Dog cockle


Despite its name, this clam is not related to the cockles above (nor is it related to dogs!). This mollusc lives burrowed in gravelly sand out at sea.  Below is a dog cockle feeding. Like the cockles above. the dog cockle feeds through two syphons. In this photo, the syphons are fused together and stretched right out looking like a long white tongue.


Venus Clams


The venus clams are the largest mollusc family in the world with about 500 different species. They are generally edible for humans.


On the left is a Striated Venus or Striped Venus. Below left is a Manila Clam. Below right a Warty Venus.


Bottom is a clam feeding with its syphons out ready to take in water.


Find out how 

to age a shell

Hard-Shelled Clam


This clam can look very similar to the Venus Clams and so can be pretty tricky to differentiate from them. It has a thick, robust shell, hence its name.

It was originally a North American species but has found its way to England.


Below, it is feeding with its two syphons out filtering the goodness out of the water.



Want to know what these shells are? Well, I'm not tellin! Geddit?
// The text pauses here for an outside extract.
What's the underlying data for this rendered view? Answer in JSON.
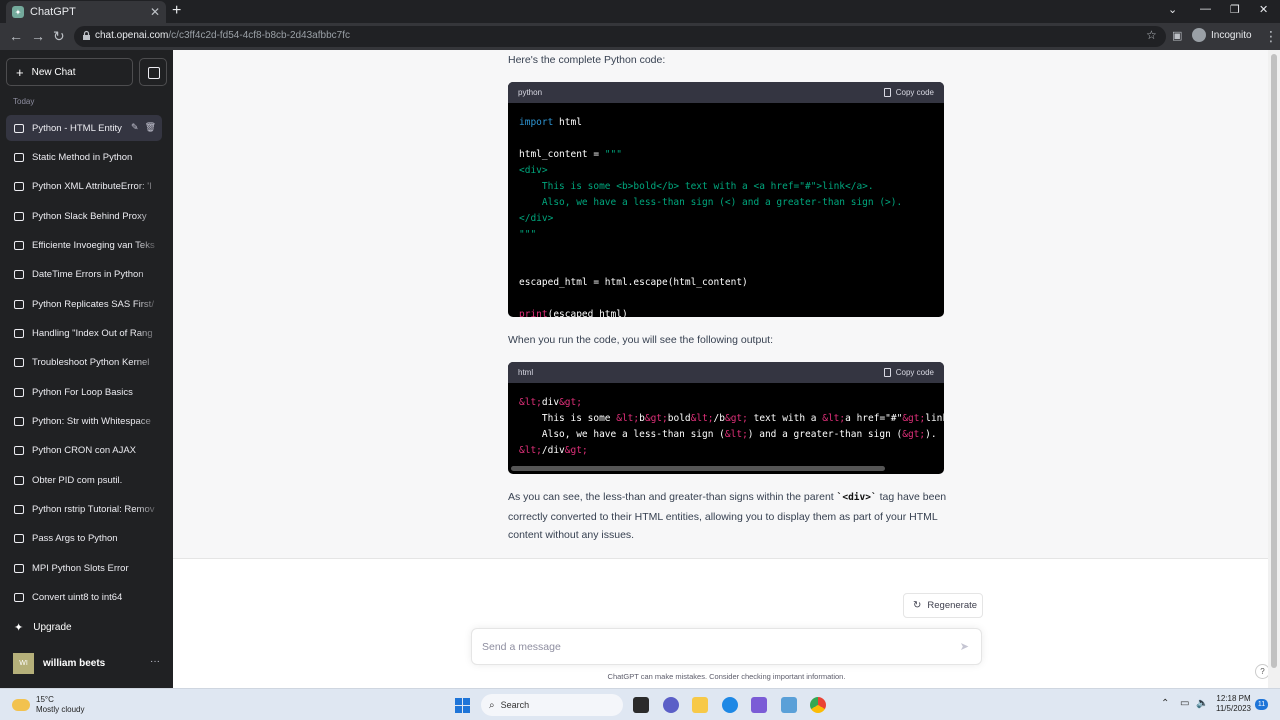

Oh just me then - I'll get my coat...

Tellins have quite delicate-feeling, thin shells in comparison with sturdier cockles or scallops for example.
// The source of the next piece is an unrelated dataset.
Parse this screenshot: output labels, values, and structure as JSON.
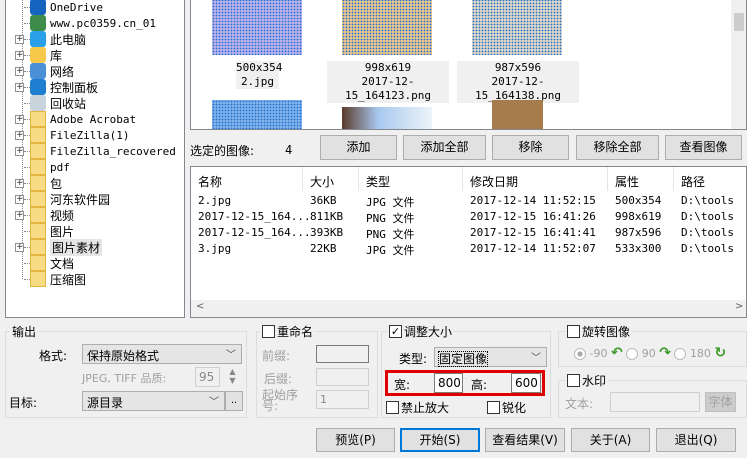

Left: Thin tellin
Below left: Rose petal tellin

Below centre: Baltic tellin


The others




The piddock is an amazing creature. It burrows its way into rock (or wood) by using the rough edge at one end of its shell (the left in this photo). It moves its foot back and forth to rub the shell against the rock until it has made a hole big enough to fit itself snuggly into and then it spends the rest of its life hiding there.

Banded wedge shell


This delicate purple-cream shell is often beautiful pinky-purple inside. The snails like to live buried in the sand.

Spoon clam


A white patternless shell which is extremely thin and fragile - thinner than the tellins. The 'spoon' name comes from the hinge of the shell where there is the tiniest little spoon-shape part of the shell sticking up.

Faroe Sunset Shell


Want to know what a Faroe sunset looks like without having to journey up north?* Look no further. These shells have the radiating colours of sunset and a particularly distinctive sharp crease on one side.



*You may need to use quite a lot of imagination too.

Rayed Mactra


Don't let the fact that Mactra is an anagram of Tarmac put you off - these shells are actually very delicate. They are about the thickness of tellins with stripes radiating from the hinge point. These clams bury themselves but not very deep at all as they have particularly short syphons.


aka Rayed Trough Shell

Blue Mussel


The blue-black mussel shell is a common find on many beaches as it likes to live in large colonies on rocks between low and high tide.

Below are the two mirror-image shells of the mussel.


Large mussels are often known as clappy-doos, especially in Scotland.

Razor clams


Razor shells got their name because they look something like old-fashioned cut-throat razors. These are a lot less hazardous though. The clam lives buried deep in the sand.

Bean razor clams (or bean solen)


The Bean razor clam is like the razor clam above but shorter and the shell less straight and razor-like. The 'hinge' between the two shells is also much shorter - and situated between a third and half way down the shell.

Have a go at this ID challenge

Sadly broken but would once have measured about five inches (13cm) across. 


SOLVED! Thanks to Jane, who has correctly identified this shell as a Common Otter Shell. Well done Jane!


Any challenges of your own, please send them into with photos or post them on The BeachStuff facebook page.